| ASSIGNMENT |
Down to the last line, print the material below verbatim.
(DATA PROVIDED Opens)
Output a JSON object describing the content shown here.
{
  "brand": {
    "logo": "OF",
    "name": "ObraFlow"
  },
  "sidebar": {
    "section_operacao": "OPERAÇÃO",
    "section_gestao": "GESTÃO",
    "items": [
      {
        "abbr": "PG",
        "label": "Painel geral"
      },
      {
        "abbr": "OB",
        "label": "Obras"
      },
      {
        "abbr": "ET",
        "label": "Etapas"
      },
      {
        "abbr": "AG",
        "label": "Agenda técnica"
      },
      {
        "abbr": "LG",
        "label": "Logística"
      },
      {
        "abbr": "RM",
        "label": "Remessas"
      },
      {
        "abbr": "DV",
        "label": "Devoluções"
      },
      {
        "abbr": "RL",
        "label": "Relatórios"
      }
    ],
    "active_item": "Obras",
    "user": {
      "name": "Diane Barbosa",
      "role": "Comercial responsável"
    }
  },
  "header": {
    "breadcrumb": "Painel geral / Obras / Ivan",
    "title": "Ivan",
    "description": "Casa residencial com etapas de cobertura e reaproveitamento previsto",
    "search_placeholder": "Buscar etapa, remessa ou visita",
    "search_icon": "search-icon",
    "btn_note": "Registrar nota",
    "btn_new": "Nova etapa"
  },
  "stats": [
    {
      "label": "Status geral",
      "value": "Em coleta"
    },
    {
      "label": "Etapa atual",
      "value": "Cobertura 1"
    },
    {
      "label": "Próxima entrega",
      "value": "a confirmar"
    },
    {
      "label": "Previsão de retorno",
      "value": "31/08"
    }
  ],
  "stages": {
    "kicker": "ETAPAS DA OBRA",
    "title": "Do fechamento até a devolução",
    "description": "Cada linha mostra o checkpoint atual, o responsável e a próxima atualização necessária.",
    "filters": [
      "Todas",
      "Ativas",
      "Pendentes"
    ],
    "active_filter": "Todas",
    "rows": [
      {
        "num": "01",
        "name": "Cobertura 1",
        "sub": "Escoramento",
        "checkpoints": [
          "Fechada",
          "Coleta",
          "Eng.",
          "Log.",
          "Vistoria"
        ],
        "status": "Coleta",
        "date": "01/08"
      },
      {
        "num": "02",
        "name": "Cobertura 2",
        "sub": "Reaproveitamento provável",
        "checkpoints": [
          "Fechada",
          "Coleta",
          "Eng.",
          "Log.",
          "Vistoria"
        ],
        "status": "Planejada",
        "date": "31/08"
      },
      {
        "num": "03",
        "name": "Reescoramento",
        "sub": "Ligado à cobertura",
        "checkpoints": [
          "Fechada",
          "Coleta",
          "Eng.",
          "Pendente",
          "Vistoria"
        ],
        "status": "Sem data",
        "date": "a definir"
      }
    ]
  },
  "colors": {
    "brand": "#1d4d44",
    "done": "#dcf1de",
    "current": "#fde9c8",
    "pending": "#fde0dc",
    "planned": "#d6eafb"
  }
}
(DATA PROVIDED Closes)
| ANSWER SPACE |
Output a JSON object describing the content shown here.
{
  "brand": {
    "logo": "OF",
    "name": "ObraFlow"
  },
  "sidebar": {
    "section_operacao": "OPERAÇÃO",
    "section_gestao": "GESTÃO",
    "items": [
      {
        "abbr": "PG",
        "label": "Painel geral"
      },
      {
        "abbr": "OB",
        "label": "Obras"
      },
      {
        "abbr": "ET",
        "label": "Etapas"
      },
      {
        "abbr": "AG",
        "label": "Agenda técnica"
      },
      {
        "abbr": "LG",
        "label": "Logística"
      },
      {
        "abbr": "RM",
        "label": "Remessas"
      },
      {
        "abbr": "DV",
        "label": "Devoluções"
      },
      {
        "abbr": "RL",
        "label": "Relatórios"
      }
    ],
    "active_item": "Obras",
    "user": {
      "name": "Diane Barbosa",
      "role": "Comercial responsável"
    }
  },
  "header": {
    "breadcrumb": "Painel geral / Obras / Ivan",
    "title": "Ivan",
    "description": "Casa residencial com etapas de cobertura e reaproveitamento previsto",
    "search_placeholder": "Buscar etapa, remessa ou visita",
    "search_icon": "search-icon",
    "btn_note": "Registrar nota",
    "btn_new": "Nova etapa"
  },
  "stats": [
    {
      "label": "Status geral",
      "value": "Em coleta"
    },
    {
      "label": "Etapa atual",
      "value": "Cobertura 1"
    },
    {
      "label": "Próxima entrega",
      "value": "a confirmar"
    },
    {
      "label": "Previsão de retorno",
      "value": "31/08"
    }
  ],
  "stages": {
    "kicker": "ETAPAS DA OBRA",
    "title": "Do fechamento até a devolução",
    "description": "Cada linha mostra o checkpoint atual, o responsável e a próxima atualização necessária.",
    "filters": [
      "Todas",
      "Ativas",
      "Pendentes"
    ],
    "active_filter": "Todas",
    "rows": [
      {
        "num": "01",
        "name": "Cobertura 1",
        "sub": "Escoramento",
        "checkpoints": [
          "Fechada",
          "Coleta",
          "Eng.",
          "Log.",
          "Vistoria"
        ],
        "status": "Coleta",
        "date": "01/08"
      },
      {
        "num": "02",
        "name": "Cobertura 2",
        "sub": "Reaproveitamento provável",
        "checkpoints": [
          "Fechada",
          "Coleta",
          "Eng.",
          "Log.",
          "Vistoria"
        ],
        "status": "Planejada",
        "date": "31/08"
      },
      {
        "num": "03",
        "name": "Reescoramento",
        "sub": "Ligado à cobertura",
        "checkpoints": [
          "Fechada",
          "Coleta",
          "Eng.",
          "Pendente",
          "Vistoria"
        ],
        "status": "Sem data",
        "date": "a definir"
      }
    ]
  },
  "colors": {
    "brand": "#1d4d44",
    "done": "#dcf1de",
    "current": "#fde9c8",
    "pending": "#fde0dc",
    "planned": "#d6eafb"
  }
}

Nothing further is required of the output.